To the delight of Common Core opponents, states continue to pull away from national standards and tests as parents are opting their children out of the all-important "assessments."
With the momentum building, 19 states thus far this year have introduced bills to repeal Common Core; but none have succeeded. Jane Robbins of the American Principles Project says that's because the education establishment in most states is fighting to keep the Core in place.
"And the legislatures tend to look at those people as the objective experts when they're not objective at all. They have a definite agenda," she says.
Nonetheless as more and more parents continue to opt their students out of testing, she says the whole thing could fall apart.
"Everything depends on assessments; it all depends on these tests that the federal government has spent a ton of money on and a lot of private companies are going to be making a great deal of money on," states Robbins.
"If parents start to say Well, we're just not going to take these tests – then that just throws a wrench into the works that no one ever thought would happen."

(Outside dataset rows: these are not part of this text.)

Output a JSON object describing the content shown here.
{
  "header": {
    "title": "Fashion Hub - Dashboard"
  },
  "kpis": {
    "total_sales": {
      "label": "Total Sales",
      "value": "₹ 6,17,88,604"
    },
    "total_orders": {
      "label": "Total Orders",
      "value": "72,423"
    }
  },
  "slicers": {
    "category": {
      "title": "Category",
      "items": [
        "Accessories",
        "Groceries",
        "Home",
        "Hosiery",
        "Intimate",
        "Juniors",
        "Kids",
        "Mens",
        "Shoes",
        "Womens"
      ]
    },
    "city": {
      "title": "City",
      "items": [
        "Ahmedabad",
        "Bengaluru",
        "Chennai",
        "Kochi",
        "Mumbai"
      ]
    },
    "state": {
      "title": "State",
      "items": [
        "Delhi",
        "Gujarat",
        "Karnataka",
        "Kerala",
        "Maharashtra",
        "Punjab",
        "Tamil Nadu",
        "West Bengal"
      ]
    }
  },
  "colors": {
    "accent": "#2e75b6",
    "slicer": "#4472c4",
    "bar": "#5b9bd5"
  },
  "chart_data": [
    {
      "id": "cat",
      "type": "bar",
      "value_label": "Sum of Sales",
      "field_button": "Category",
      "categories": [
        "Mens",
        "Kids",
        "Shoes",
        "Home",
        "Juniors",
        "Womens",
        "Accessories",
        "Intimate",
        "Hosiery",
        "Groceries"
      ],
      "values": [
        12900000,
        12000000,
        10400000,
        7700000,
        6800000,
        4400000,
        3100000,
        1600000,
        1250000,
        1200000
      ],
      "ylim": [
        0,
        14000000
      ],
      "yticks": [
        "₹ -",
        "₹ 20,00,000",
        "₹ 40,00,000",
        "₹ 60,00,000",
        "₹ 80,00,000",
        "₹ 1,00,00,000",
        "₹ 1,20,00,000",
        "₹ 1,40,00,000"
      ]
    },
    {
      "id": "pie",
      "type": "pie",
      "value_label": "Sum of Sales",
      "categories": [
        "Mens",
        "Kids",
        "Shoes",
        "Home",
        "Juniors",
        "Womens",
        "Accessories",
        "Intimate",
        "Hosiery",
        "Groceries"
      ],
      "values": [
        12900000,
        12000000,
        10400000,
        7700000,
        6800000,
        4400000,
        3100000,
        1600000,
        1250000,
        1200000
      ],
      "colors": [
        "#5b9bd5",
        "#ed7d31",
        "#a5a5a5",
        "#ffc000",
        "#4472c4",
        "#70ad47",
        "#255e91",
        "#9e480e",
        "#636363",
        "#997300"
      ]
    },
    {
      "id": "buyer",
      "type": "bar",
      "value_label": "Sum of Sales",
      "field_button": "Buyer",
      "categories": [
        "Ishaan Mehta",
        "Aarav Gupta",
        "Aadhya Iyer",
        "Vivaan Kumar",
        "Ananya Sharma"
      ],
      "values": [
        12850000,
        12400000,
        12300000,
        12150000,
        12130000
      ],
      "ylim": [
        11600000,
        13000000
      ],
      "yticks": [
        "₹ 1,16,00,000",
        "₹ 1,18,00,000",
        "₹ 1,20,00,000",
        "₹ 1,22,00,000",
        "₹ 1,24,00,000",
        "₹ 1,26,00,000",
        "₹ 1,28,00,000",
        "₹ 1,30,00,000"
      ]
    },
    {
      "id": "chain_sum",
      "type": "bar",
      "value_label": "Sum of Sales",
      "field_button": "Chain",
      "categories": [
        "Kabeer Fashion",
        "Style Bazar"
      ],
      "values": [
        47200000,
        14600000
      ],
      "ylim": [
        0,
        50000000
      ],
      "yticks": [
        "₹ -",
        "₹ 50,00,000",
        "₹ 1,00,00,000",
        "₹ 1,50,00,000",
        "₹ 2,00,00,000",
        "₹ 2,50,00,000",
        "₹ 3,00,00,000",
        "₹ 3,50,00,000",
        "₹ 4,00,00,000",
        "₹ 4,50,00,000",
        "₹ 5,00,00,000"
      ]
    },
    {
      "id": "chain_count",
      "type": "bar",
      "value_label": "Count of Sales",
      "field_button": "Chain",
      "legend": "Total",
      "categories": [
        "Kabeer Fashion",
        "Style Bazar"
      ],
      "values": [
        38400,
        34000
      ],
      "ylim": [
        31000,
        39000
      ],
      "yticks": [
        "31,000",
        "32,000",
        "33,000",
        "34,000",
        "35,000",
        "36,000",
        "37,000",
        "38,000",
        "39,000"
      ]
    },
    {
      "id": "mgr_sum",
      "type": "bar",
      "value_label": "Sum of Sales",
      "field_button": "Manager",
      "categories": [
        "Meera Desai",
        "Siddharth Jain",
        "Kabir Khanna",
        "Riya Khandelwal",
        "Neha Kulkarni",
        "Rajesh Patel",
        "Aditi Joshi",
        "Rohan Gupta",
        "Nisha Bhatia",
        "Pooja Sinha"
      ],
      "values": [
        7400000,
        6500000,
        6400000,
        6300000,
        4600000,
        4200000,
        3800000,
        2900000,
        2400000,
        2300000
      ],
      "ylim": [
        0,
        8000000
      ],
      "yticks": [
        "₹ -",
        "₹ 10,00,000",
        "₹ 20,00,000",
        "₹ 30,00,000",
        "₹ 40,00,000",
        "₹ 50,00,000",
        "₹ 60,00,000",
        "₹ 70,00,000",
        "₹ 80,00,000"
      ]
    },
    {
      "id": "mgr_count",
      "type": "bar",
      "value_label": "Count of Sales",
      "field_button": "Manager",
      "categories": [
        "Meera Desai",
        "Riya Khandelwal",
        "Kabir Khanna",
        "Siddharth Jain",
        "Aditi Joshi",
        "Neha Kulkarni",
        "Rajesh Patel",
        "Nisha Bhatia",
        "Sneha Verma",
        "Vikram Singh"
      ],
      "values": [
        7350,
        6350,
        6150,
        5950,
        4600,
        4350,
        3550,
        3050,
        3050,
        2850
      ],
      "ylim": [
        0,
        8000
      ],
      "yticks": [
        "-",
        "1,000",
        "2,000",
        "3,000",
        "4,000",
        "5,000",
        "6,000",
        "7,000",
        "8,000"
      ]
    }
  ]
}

According to Robbins, if the testing falls apart states can go their own way on the standards, which would lead to more local control of education.